▶ EXERCISE REQUIREMENTS:
Whenever the word "Number" appears in a line of the data below, copy that line.

Stored items from a collection
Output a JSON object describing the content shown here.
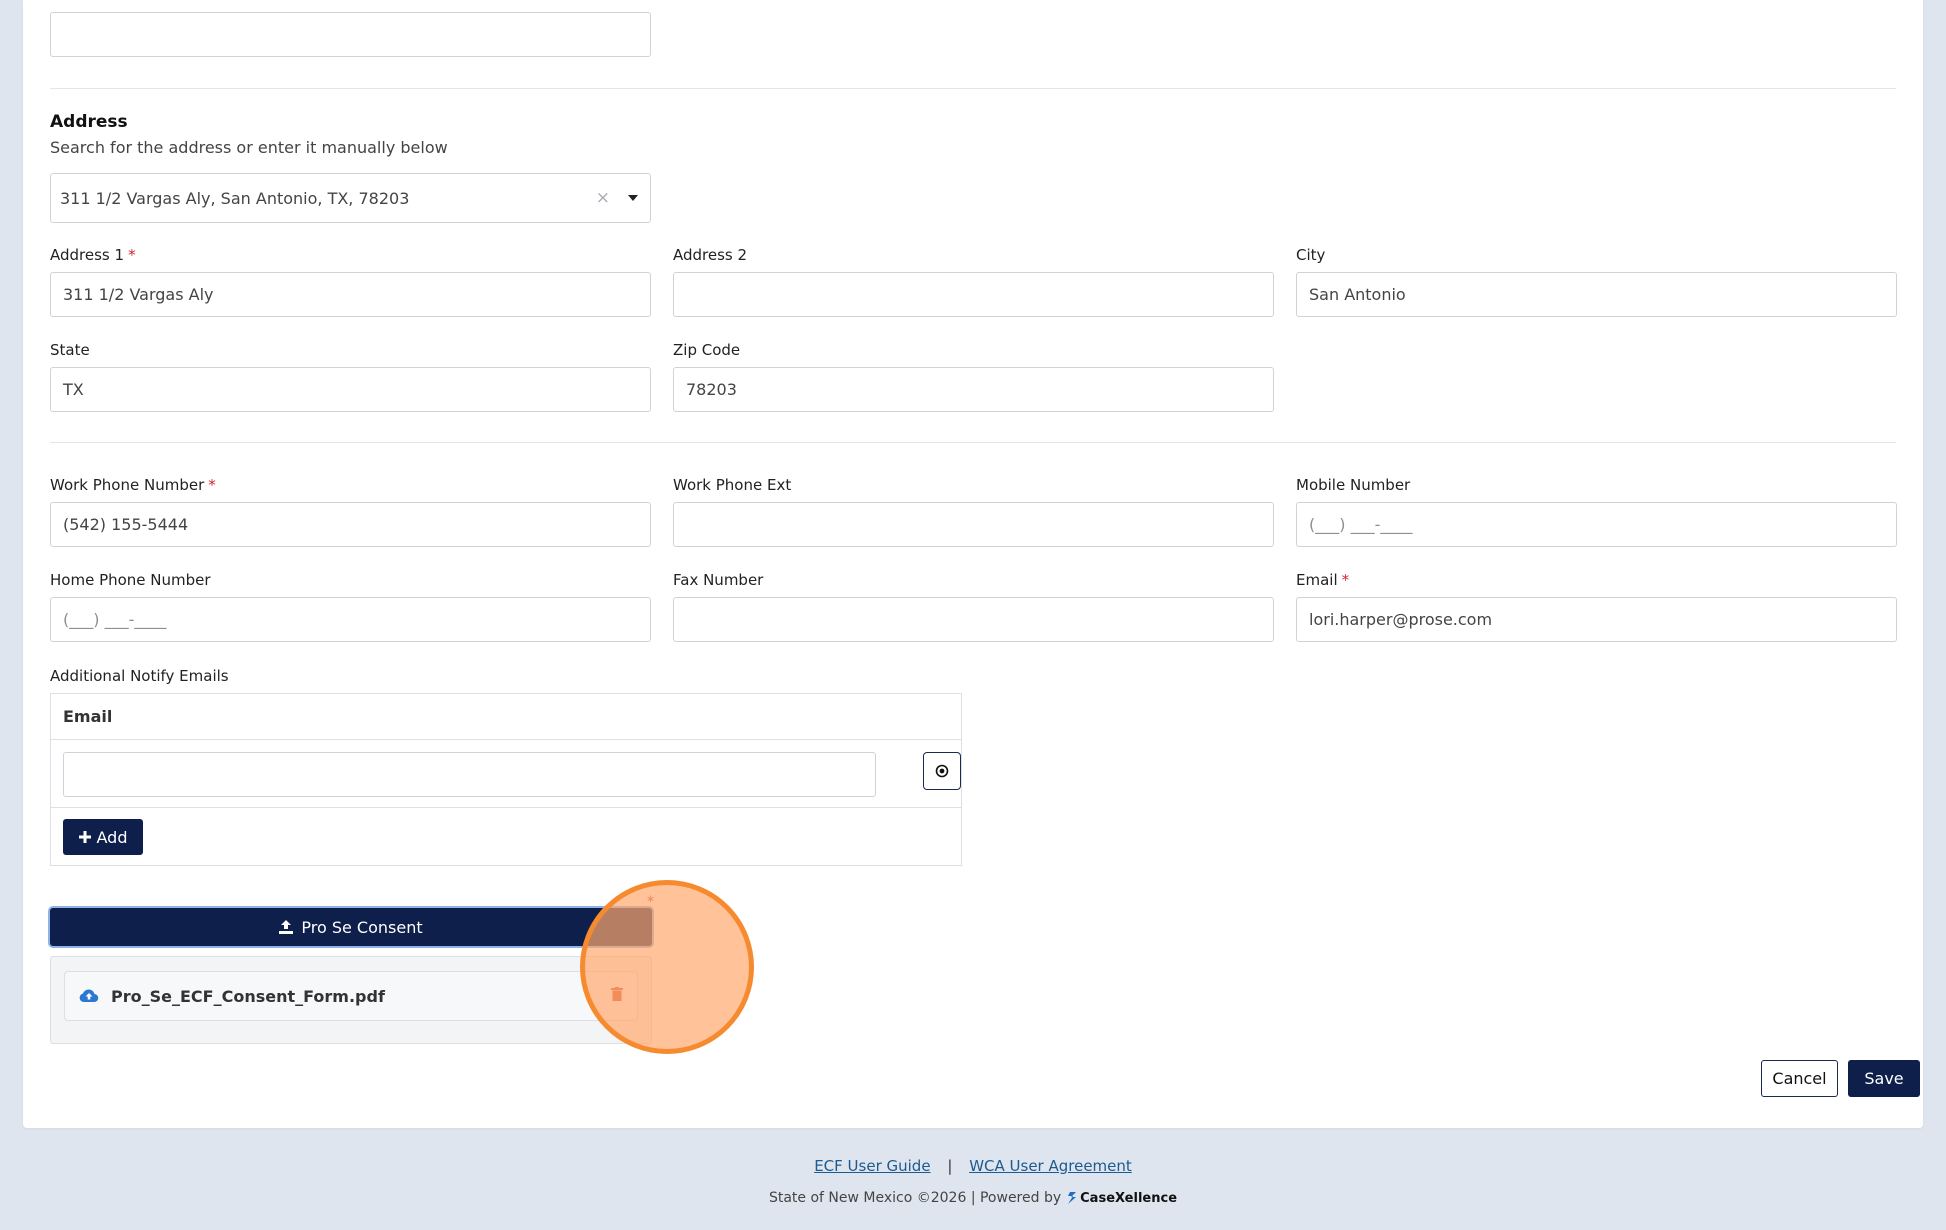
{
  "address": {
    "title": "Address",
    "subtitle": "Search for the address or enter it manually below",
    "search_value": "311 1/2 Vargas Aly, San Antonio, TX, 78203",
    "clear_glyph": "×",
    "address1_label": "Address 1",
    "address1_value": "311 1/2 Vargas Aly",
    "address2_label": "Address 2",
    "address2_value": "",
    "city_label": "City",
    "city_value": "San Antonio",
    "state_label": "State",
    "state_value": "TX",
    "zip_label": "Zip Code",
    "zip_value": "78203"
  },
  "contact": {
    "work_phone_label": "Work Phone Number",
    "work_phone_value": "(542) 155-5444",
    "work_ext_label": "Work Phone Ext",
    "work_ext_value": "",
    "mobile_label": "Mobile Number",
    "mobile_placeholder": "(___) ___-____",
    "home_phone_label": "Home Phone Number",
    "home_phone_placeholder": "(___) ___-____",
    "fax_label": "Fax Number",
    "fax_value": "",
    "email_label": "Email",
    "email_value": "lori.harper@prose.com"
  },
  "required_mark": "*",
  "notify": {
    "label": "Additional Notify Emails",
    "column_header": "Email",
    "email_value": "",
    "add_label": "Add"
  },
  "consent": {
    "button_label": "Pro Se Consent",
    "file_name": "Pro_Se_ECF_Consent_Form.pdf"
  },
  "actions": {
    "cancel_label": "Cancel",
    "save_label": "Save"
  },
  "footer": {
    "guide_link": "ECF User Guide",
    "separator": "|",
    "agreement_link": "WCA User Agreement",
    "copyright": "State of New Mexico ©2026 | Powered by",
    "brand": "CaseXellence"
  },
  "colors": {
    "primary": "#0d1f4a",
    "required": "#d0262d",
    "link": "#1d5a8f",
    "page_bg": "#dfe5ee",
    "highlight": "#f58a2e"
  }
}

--

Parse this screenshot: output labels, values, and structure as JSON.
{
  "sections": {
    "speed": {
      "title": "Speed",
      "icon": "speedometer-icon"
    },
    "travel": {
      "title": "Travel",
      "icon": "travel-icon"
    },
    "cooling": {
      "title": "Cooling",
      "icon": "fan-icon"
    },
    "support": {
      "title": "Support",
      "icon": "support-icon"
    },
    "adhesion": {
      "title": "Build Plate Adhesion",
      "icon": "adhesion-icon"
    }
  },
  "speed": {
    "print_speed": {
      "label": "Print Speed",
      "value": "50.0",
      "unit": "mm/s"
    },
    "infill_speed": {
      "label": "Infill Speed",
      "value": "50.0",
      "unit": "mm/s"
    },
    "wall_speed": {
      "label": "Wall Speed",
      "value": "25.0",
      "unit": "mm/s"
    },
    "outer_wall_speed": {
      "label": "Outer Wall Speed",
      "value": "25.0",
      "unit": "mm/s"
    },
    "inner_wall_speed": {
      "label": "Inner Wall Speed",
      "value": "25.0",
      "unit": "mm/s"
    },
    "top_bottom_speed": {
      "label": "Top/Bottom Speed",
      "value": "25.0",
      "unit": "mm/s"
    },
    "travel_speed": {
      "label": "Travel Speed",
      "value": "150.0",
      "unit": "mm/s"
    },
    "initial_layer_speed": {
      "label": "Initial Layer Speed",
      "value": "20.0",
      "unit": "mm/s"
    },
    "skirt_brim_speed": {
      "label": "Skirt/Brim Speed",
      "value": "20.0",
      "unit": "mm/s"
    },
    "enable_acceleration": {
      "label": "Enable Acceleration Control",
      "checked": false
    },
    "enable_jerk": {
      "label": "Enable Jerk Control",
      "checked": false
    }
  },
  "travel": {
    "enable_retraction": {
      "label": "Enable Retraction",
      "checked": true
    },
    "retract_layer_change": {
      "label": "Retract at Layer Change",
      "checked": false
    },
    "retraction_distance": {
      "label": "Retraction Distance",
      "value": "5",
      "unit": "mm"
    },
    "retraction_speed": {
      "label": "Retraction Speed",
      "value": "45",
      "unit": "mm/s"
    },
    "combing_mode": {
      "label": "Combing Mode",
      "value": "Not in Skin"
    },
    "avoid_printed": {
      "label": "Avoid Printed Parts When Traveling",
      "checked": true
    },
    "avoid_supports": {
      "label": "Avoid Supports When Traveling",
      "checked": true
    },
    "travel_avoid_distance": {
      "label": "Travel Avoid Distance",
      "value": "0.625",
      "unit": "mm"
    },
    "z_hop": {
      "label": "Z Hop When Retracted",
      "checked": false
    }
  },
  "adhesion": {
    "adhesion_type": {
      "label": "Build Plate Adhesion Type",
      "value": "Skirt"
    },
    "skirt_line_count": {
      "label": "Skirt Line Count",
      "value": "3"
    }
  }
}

▶ YOUR RESPONSE:
    "work_phone_label": "Work Phone Number",
    "mobile_label": "Mobile Number",
    "home_phone_label": "Home Phone Number",
    "fax_label": "Fax Number",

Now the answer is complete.